A Bangladeshi woman holds a photograph of her missing daughter at a makeshift morgue. (AP Photo/Ismail Ferdous)
For hundreds like her, there was no choice but to go to work, even after big cracks were found in the factory walls. But workers' objections were overruled by their bosses, Rebeka told local advocates from her hospital bed. “They forced us to work, saying that they would not pay our wages for the month of April…they also hired thugs to terrorize us into going to work.”
Forty-five minutes after she started up her sewing machine, the mechanic switched on the generator whose vibrations reportedly shattered the structurally unsound building. Rebekah’s floor had been added onto foundations never meant for heavy machinery.
“The whole building bent to the back side and fell apart,” she recalls. “After some time, I saw a concrete beam on top of both my legs. Groaning in extreme pain, I started weeping and calling out to Allah to rescue me.”
When help finally came a day later, both her legs were so badly crushed and infected from the rat-infested rubble that she agreed to amputation.
“When I sleep, I dream that the building is falling on me again. That I’m crushed and dead. For the rest of my life I will be severely handicapped. My life is over. It would have been far better to die in the building collapse than having to live with such a sad fate.”
It gets worse. Barbara Briggs of the Institute for Global Labour and Human Rights – an international advocacy group – is in close touch with the group’s Bangladesh office. It told her that “a lot of people who are severely injured are being kicked out of hospitals to make way for those who are more severely injured.”
In impoverished Bangladesh, those in hospital often have to pay for basics like plasma. Once they’re discharged they are completely on their own, living in hovels without sanitation, clean water or proper ventilation. Or any benefits to pay for drugs or
medical care. The institute is launching a fund-raising drive to support destitute survivors.
A handful of international brands, like Canada’s Joe Fresh, have pledged to pay compensation.
But, Briggs says, “workers are still fighting to get their month’s wages for April. They should legally get 120 days severance pay, but the private sector is in charge of regulating the garment industry and it isn’t paying them."
The industry's Bangladesh Garment Manufacturers and Exporters Association finally began disbursing wages on Tuesday, but how many are still waiting is unclear.
The country is renowned for its rock-bottom wages and don’t-ask-don’t-tell working conditions. That makes Bangladesh one of the world’s most attractive sites for globalized production – the current winner of a decades-long race to the bottom.
But here’s the kicker: “it would cost about $3 billion to make those work places safer,” says economist William Black of University of Missouri-Kansas, an expert in white collar crime. “But it won’t happen because it takes away that ‘competitive advantage.’
“What that means is it was never really cheaper to make clothes in Bangladesh than in the West – they’ve simply transferred the cost to the workers.”
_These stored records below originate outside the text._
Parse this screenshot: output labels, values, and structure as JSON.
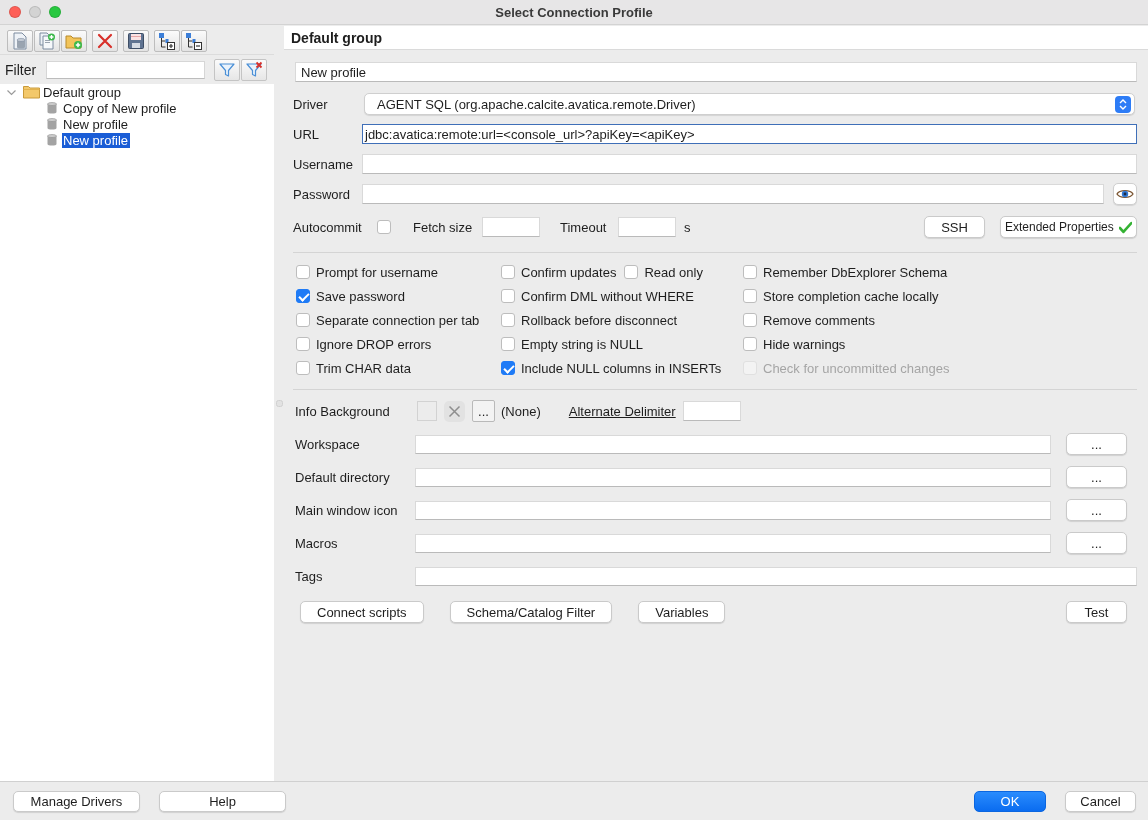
{
  "window": {
    "title": "Select Connection Profile"
  },
  "filter": {
    "label": "Filter"
  },
  "tree": [
    {
      "label": "Default group",
      "expanded": true,
      "selected": false,
      "children": [
        {
          "label": "Copy of New profile",
          "selected": false
        },
        {
          "label": "New profile",
          "selected": false
        },
        {
          "label": "New profile",
          "selected": true
        }
      ]
    }
  ],
  "profile": {
    "group": "Default group",
    "name": "New profile",
    "fields": [
      {
        "kind": "select",
        "label": "Driver",
        "value": "AGENT SQL (org.apache.calcite.avatica.remote.Driver)",
        "focused": false
      },
      {
        "kind": "text",
        "label": "URL",
        "value": "jdbc:avatica:remote:url=<console_url>?apiKey=<apiKey>",
        "focused": true
      },
      {
        "kind": "text",
        "label": "Username",
        "focused": false
      },
      {
        "kind": "password",
        "label": "Password",
        "focused": false
      }
    ],
    "autocommit": {
      "label": "Autocommit",
      "checked": false
    },
    "fetch_size": {
      "label": "Fetch size"
    },
    "timeout": {
      "label": "Timeout",
      "unit": "s"
    },
    "side_buttons": [
      {
        "label": "SSH",
        "checked": false
      },
      {
        "label": "Extended Properties",
        "checked": true
      }
    ],
    "options": [
      [
        [
          {
            "label": "Prompt for username",
            "checked": false,
            "disabled": false
          }
        ],
        [
          {
            "label": "Confirm updates",
            "checked": false,
            "disabled": false
          },
          {
            "label": "Read only",
            "checked": false,
            "disabled": false
          }
        ],
        [
          {
            "label": "Remember DbExplorer Schema",
            "checked": false,
            "disabled": false
          }
        ]
      ],
      [
        [
          {
            "label": "Save password",
            "checked": true,
            "disabled": false
          }
        ],
        [
          {
            "label": "Confirm DML without WHERE",
            "checked": false,
            "disabled": false
          }
        ],
        [
          {
            "label": "Store completion cache locally",
            "checked": false,
            "disabled": false
          }
        ]
      ],
      [
        [
          {
            "label": "Separate connection per tab",
            "checked": false,
            "disabled": false
          }
        ],
        [
          {
            "label": "Rollback before disconnect",
            "checked": false,
            "disabled": false
          }
        ],
        [
          {
            "label": "Remove comments",
            "checked": false,
            "disabled": false
          }
        ]
      ],
      [
        [
          {
            "label": "Ignore DROP errors",
            "checked": false,
            "disabled": false
          }
        ],
        [
          {
            "label": "Empty string is NULL",
            "checked": false,
            "disabled": false
          }
        ],
        [
          {
            "label": "Hide warnings",
            "checked": false,
            "disabled": false
          }
        ]
      ],
      [
        [
          {
            "label": "Trim CHAR data",
            "checked": false,
            "disabled": false
          }
        ],
        [
          {
            "label": "Include NULL columns in INSERTs",
            "checked": true,
            "disabled": false
          }
        ],
        [
          {
            "label": "Check for uncommitted changes",
            "checked": false,
            "disabled": true
          }
        ]
      ]
    ],
    "info_background": {
      "label": "Info Background",
      "browse": "...",
      "value": "(None)"
    },
    "alternate_delimiter": {
      "label": "Alternate Delimiter"
    },
    "paths": [
      {
        "label": "Workspace",
        "browse": "..."
      },
      {
        "label": "Default directory",
        "browse": "..."
      },
      {
        "label": "Main window icon",
        "browse": "..."
      },
      {
        "label": "Macros",
        "browse": "..."
      },
      {
        "label": "Tags"
      }
    ],
    "actions": [
      "Connect scripts",
      "Schema/Catalog Filter",
      "Variables"
    ],
    "test_button": "Test"
  },
  "footer": {
    "left": [
      "Manage Drivers",
      "Help"
    ],
    "right": [
      {
        "label": "OK",
        "default": true
      },
      {
        "label": "Cancel",
        "default": false
      }
    ]
  }
}
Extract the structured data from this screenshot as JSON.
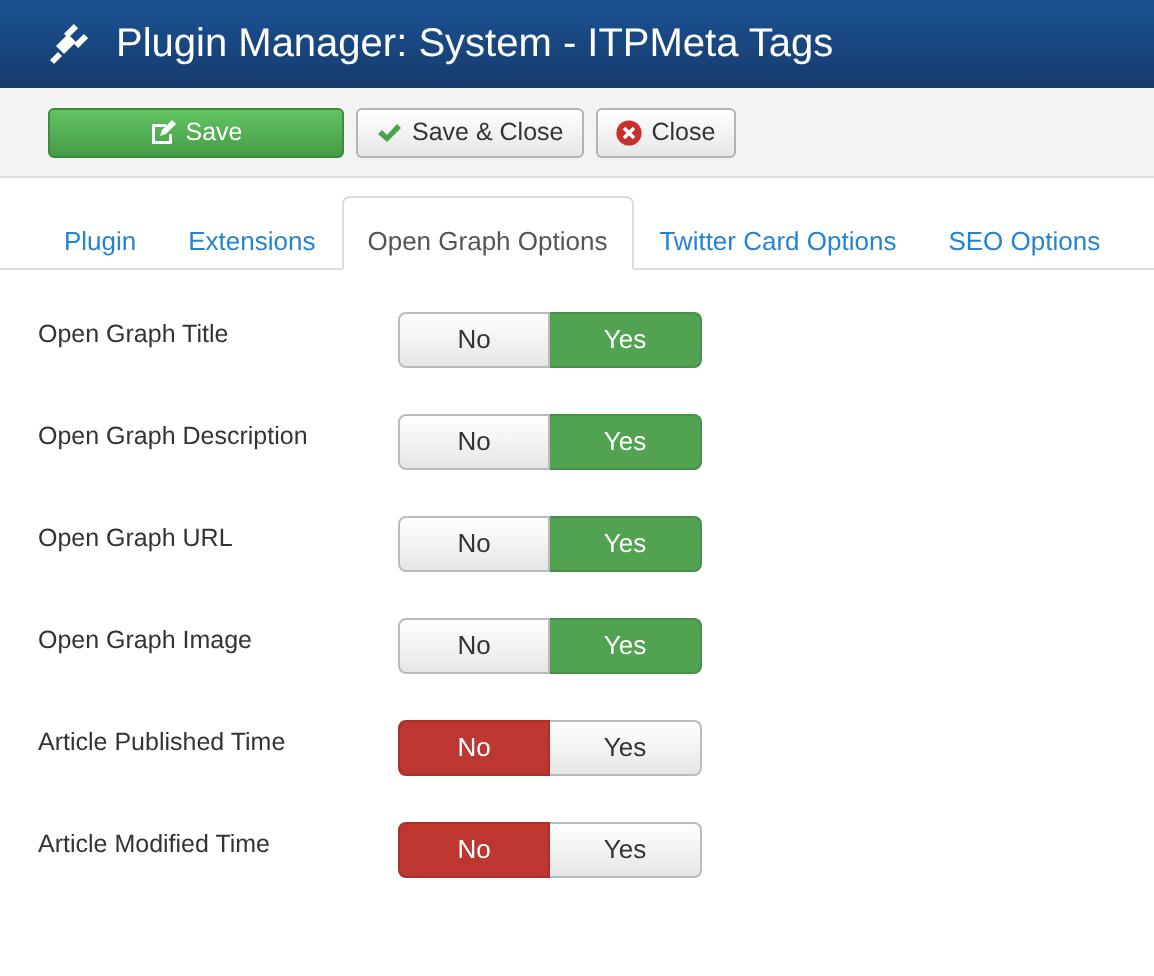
{
  "header": {
    "title": "Plugin Manager: System - ITPMeta Tags"
  },
  "toolbar": [
    {
      "label": "Save",
      "kind": "save"
    },
    {
      "label": "Save & Close",
      "kind": "save-close"
    },
    {
      "label": "Close",
      "kind": "close"
    }
  ],
  "tabs": [
    {
      "label": "Plugin",
      "selected": false
    },
    {
      "label": "Extensions",
      "selected": false
    },
    {
      "label": "Open Graph Options",
      "selected": true
    },
    {
      "label": "Twitter Card Options",
      "selected": false
    },
    {
      "label": "SEO Options",
      "selected": false
    }
  ],
  "fields": [
    {
      "label": "Open Graph Title",
      "options": [
        {
          "label": "No",
          "kind": "no",
          "selected": false
        },
        {
          "label": "Yes",
          "kind": "yes",
          "selected": true
        }
      ]
    },
    {
      "label": "Open Graph Description",
      "options": [
        {
          "label": "No",
          "kind": "no",
          "selected": false
        },
        {
          "label": "Yes",
          "kind": "yes",
          "selected": true
        }
      ]
    },
    {
      "label": "Open Graph URL",
      "options": [
        {
          "label": "No",
          "kind": "no",
          "selected": false
        },
        {
          "label": "Yes",
          "kind": "yes",
          "selected": true
        }
      ]
    },
    {
      "label": "Open Graph Image",
      "options": [
        {
          "label": "No",
          "kind": "no",
          "selected": false
        },
        {
          "label": "Yes",
          "kind": "yes",
          "selected": true
        }
      ]
    },
    {
      "label": "Article Published Time",
      "options": [
        {
          "label": "No",
          "kind": "no",
          "selected": true
        },
        {
          "label": "Yes",
          "kind": "yes",
          "selected": false
        }
      ]
    },
    {
      "label": "Article Modified Time",
      "options": [
        {
          "label": "No",
          "kind": "no",
          "selected": true
        },
        {
          "label": "Yes",
          "kind": "yes",
          "selected": false
        }
      ]
    }
  ]
}
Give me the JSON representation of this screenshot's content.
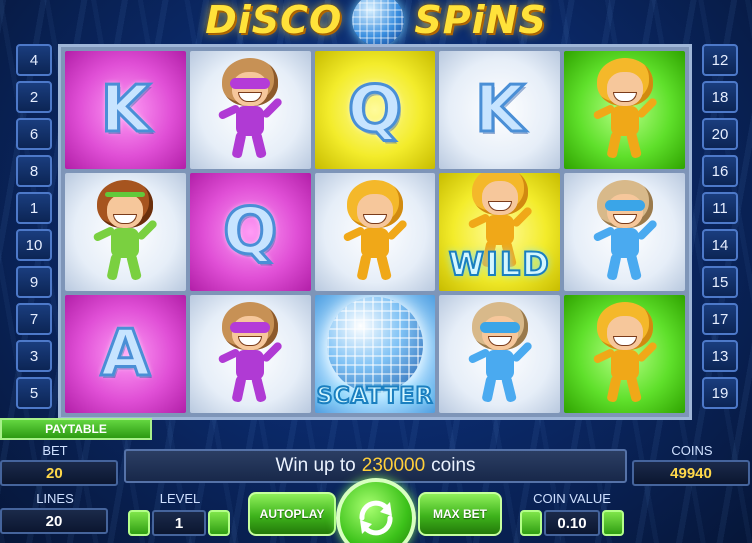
{
  "game": {
    "title_left": "DiSCO",
    "title_right": "SPiNS"
  },
  "paylines": {
    "left": [
      "4",
      "2",
      "6",
      "8",
      "1",
      "10",
      "9",
      "7",
      "3",
      "5"
    ],
    "right": [
      "12",
      "18",
      "20",
      "16",
      "11",
      "14",
      "15",
      "17",
      "13",
      "19"
    ]
  },
  "reels": {
    "wild_label": "WILD",
    "scatter_label": "SCATTER",
    "cells": [
      {
        "symbol": "K",
        "bg": "pink"
      },
      {
        "symbol": "girl-purple",
        "bg": "light"
      },
      {
        "symbol": "Q",
        "bg": "yellow"
      },
      {
        "symbol": "K",
        "bg": "light"
      },
      {
        "symbol": "guy-yellow",
        "bg": "green"
      },
      {
        "symbol": "girl-green",
        "bg": "light"
      },
      {
        "symbol": "Q",
        "bg": "pink"
      },
      {
        "symbol": "guy-yellow",
        "bg": "light"
      },
      {
        "symbol": "wild",
        "bg": "yellow"
      },
      {
        "symbol": "guy-blue",
        "bg": "light"
      },
      {
        "symbol": "A",
        "bg": "pink"
      },
      {
        "symbol": "girl-purple",
        "bg": "light"
      },
      {
        "symbol": "scatter",
        "bg": "sky"
      },
      {
        "symbol": "guy-blue",
        "bg": "light"
      },
      {
        "symbol": "guy-yellow",
        "bg": "green"
      }
    ]
  },
  "panel": {
    "paytable_label": "PAYTABLE",
    "bet_label": "BET",
    "bet_value": "20",
    "coins_label": "COINS",
    "coins_value": "49940",
    "message_prefix": "Win up to",
    "message_amount": "230000",
    "message_suffix": "coins",
    "lines_label": "LINES",
    "lines_value": "20",
    "level_label": "LEVEL",
    "level_value": "1",
    "autoplay_label": "AUTOPLAY",
    "max_bet_label": "MAX BET",
    "coin_value_label": "COIN VALUE",
    "coin_value": "0.10"
  }
}
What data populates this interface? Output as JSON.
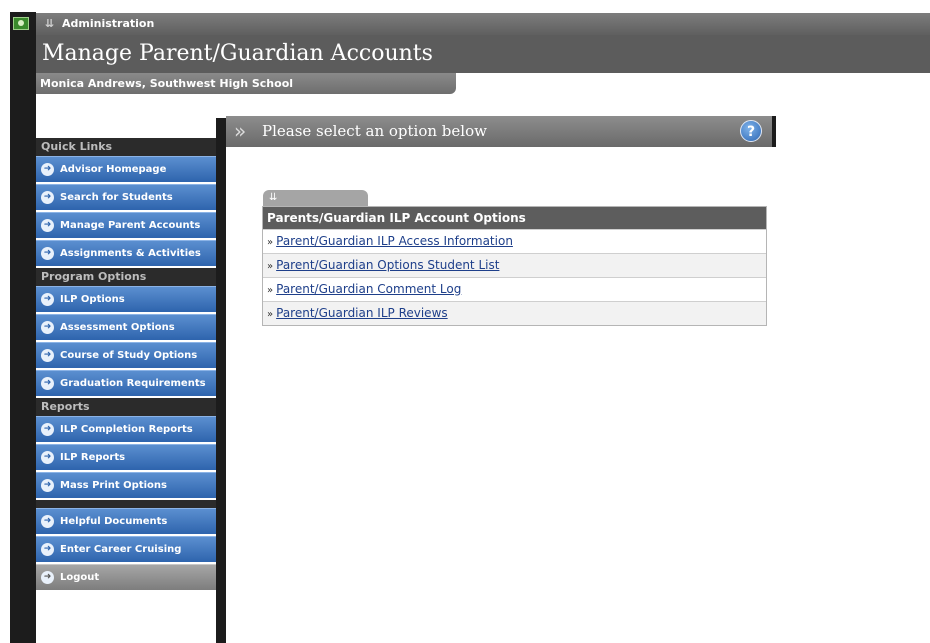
{
  "window": {
    "section_title": "Administration"
  },
  "page": {
    "title": "Manage Parent/Guardian Accounts",
    "user_line": "Monica Andrews, Southwest High School"
  },
  "sidebar": {
    "quick_links_header": "Quick Links",
    "quick_links": [
      "Advisor Homepage",
      "Search for Students",
      "Manage Parent Accounts",
      "Assignments & Activities"
    ],
    "program_options_header": "Program Options",
    "program_options": [
      "ILP Options",
      "Assessment Options",
      "Course of Study Options",
      "Graduation Requirements"
    ],
    "reports_header": "Reports",
    "reports": [
      "ILP Completion Reports",
      "ILP Reports",
      "Mass Print Options"
    ],
    "extra": [
      "Helpful Documents",
      "Enter Career Cruising"
    ],
    "logout": "Logout"
  },
  "main": {
    "option_bar_label": "Please select an option below",
    "help_icon": "?",
    "panel": {
      "header": "Parents/Guardian ILP Account Options",
      "links": [
        "Parent/Guardian ILP Access Information",
        "Parent/Guardian Options Student List",
        "Parent/Guardian Comment Log",
        "Parent/Guardian ILP Reviews"
      ]
    }
  },
  "colors": {
    "sidebar_button": "#2e64ad",
    "header_dark": "#5c5c5c",
    "link": "#1e3f8a"
  }
}
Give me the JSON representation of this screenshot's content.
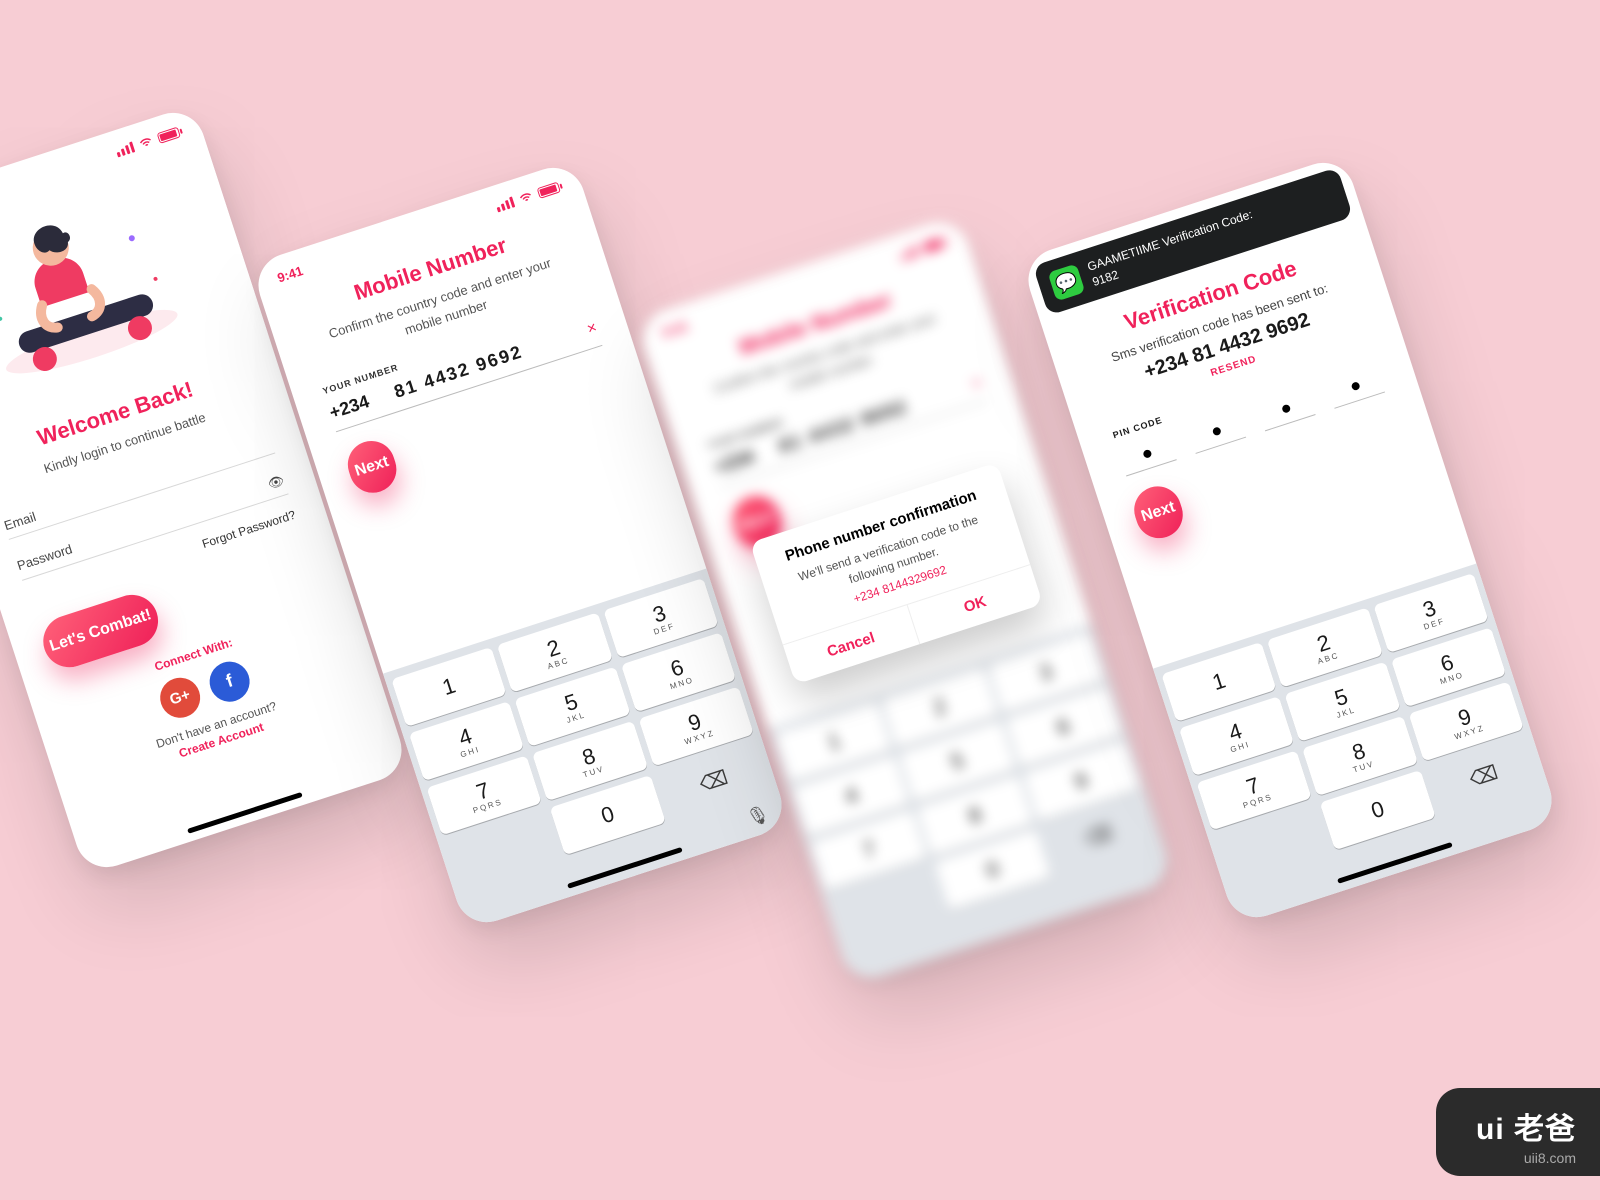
{
  "meta": {
    "time": "9:41"
  },
  "screen1": {
    "title": "Welcome Back!",
    "subtitle": "Kindly login to continue battle",
    "email_label": "Email",
    "password_label": "Password",
    "forgot": "Forgot Password?",
    "cta": "Let's Combat!",
    "connect": "Connect With:",
    "google": "G+",
    "facebook": "f",
    "no_account": "Don't have an account?",
    "create": "Create Account"
  },
  "screen2": {
    "title": "Mobile Number",
    "subtitle": "Confirm the country code and enter your mobile number",
    "your_number_label": "YOUR NUMBER",
    "country_code": "+234",
    "phone_number": "81  4432  9692",
    "clear": "×",
    "cta": "Next"
  },
  "keypad": {
    "keys": [
      {
        "d": "1",
        "l": ""
      },
      {
        "d": "2",
        "l": "ABC"
      },
      {
        "d": "3",
        "l": "DEF"
      },
      {
        "d": "4",
        "l": "GHI"
      },
      {
        "d": "5",
        "l": "JKL"
      },
      {
        "d": "6",
        "l": "MNO"
      },
      {
        "d": "7",
        "l": "PQRS"
      },
      {
        "d": "8",
        "l": "TUV"
      },
      {
        "d": "9",
        "l": "WXYZ"
      },
      {
        "d": "✳︎",
        "l": ""
      },
      {
        "d": "0",
        "l": ""
      },
      {
        "d": "⌫",
        "l": ""
      }
    ],
    "mic": "🎤"
  },
  "screen3": {
    "dialog_title": "Phone number confirmation",
    "dialog_msg": "We'll send a verification code to the following number.",
    "dialog_phone": "+234 8144329692",
    "cancel": "Cancel",
    "ok": "OK"
  },
  "screen4": {
    "notif_title": "GAAMETIIME Verification Code:",
    "notif_code": "9182",
    "title": "Verification Code",
    "sent": "Sms verification code has been sent to:",
    "phone": "+234 81 4432 9692",
    "resend": "RESEND",
    "pin_label": "PIN CODE",
    "cta": "Next"
  },
  "watermark": {
    "brand": "ui 老爸",
    "url": "uii8.com"
  }
}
The cost is clear on the list of dead and injured workers that grows daily.
Disposable clothes. Disposable lives. And now, a global disposable society.
Olivia Ward has covered conflicts, politics and human rights from the former Soviet Union to the Middle East and South Asia, winning national and international awards.